Facebook says the latest crackdown also extends beyond groups it deems hate organizations -- and who therefore fall under its "dangerous individuals and organisations" policy -- and to posts and other content that "expresses praise or support" for them. The same applies to users who coordinate support for the prohibited groups.
According to The Guardian, a total of 12 individuals and accounts have been banned by the site: the BNP and its former chairman Nick Griffin; Britain First (first banned in early 2018 and now barred from all of Facebook's services), its leader, Paul Golding, and former deputy leader Jayda Fransen; the EDL and Paul Ray, a founder member of the group; Knights Templar International and the far-right activist Jim Dowson; the National Front and its leader, Tony Martin; and the far-right activist Jack Renshaw, a convicted child sex offender and former spokesperson for neo-Nazi organization National Action.

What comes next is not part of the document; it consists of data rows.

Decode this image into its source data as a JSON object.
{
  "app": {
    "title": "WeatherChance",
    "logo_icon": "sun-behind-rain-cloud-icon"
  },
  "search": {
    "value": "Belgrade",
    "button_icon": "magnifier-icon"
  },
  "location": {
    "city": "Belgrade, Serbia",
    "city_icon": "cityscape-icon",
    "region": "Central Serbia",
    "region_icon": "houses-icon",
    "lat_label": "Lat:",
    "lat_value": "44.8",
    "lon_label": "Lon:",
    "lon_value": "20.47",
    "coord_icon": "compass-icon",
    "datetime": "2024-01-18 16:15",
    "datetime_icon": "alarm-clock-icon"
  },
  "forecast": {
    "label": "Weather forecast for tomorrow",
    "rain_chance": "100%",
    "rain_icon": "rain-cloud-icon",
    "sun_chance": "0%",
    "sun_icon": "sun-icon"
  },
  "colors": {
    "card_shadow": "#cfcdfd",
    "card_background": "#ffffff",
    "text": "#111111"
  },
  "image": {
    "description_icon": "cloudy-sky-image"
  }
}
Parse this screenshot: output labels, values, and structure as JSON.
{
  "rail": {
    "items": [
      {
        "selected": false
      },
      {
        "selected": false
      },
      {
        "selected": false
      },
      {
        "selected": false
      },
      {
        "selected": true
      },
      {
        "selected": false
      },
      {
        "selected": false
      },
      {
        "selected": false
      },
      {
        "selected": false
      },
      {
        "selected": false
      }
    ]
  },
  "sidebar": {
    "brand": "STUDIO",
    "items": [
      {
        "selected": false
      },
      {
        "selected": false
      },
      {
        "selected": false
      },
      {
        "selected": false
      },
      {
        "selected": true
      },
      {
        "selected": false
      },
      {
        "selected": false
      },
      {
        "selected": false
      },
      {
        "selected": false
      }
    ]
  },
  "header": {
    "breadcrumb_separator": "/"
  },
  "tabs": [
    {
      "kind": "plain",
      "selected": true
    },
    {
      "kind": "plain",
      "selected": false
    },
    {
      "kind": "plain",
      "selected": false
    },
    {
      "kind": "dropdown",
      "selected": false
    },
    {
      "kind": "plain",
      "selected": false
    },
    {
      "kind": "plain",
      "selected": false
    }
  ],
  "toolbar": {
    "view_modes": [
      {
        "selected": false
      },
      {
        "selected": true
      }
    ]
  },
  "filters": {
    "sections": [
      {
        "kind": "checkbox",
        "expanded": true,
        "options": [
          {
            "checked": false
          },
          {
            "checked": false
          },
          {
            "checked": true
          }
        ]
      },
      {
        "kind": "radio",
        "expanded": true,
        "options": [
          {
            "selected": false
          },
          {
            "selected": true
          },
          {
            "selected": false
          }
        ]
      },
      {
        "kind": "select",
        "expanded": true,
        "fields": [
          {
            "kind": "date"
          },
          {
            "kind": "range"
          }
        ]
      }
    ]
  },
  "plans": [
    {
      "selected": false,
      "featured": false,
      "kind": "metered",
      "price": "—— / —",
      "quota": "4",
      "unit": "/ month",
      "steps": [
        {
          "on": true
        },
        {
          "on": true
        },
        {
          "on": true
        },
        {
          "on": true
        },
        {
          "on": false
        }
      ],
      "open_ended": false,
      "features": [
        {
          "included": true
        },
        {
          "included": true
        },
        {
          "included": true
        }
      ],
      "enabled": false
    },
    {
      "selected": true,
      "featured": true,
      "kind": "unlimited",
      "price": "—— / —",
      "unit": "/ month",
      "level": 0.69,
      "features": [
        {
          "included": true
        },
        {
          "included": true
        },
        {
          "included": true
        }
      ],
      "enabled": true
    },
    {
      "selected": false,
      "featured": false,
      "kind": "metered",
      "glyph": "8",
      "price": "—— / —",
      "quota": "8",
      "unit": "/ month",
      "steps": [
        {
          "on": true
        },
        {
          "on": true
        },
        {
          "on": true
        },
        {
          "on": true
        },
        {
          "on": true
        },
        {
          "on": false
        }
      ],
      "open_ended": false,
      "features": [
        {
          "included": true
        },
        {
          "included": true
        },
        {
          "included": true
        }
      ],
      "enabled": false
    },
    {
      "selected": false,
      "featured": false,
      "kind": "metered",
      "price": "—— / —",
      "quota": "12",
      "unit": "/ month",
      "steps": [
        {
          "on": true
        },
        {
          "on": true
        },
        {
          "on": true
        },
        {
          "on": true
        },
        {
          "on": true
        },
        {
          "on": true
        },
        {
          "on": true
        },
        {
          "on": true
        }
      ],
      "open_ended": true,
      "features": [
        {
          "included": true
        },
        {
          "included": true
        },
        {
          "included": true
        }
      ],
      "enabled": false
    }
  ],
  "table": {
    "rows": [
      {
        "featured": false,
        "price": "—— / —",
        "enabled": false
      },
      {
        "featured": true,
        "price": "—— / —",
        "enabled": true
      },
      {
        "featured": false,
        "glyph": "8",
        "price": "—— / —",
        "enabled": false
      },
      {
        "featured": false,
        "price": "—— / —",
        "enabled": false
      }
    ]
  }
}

In a statement, Facebook said: "Individuals and organisations who spread hate, or attack or call for the exclusion of others on the basis of who they are, have no place on Facebook. Under our dangerous individuals and organisations policy, we ban those who proclaim a violent or hateful mission or are engaged in acts of hate or violence.
"The individuals and organisations we have banned today violate this policy, and they will no longer be allowed a presence on Facebook or Instagram. Posts and other content which expresses praise or support for these figures and groups will also be banned. Our work against organised hate is ongoing and we will continue to review individuals, organisations, pages, groups and content against our community standards."
This broader action comes in the wake of a report by the UK's Channel 4 News in which it said Leave.EU, a pro-Brexit campaign group, had tried to cover up its efforts to target supporters of the National Front, the BNP, Britain First and the EDL using Facebook ads. The allegations date back to a 2016 report in The Sunday Times, though Leave.EU has reportedly said the groups were chosen by an external agency briefed to find people right across the political spectrum.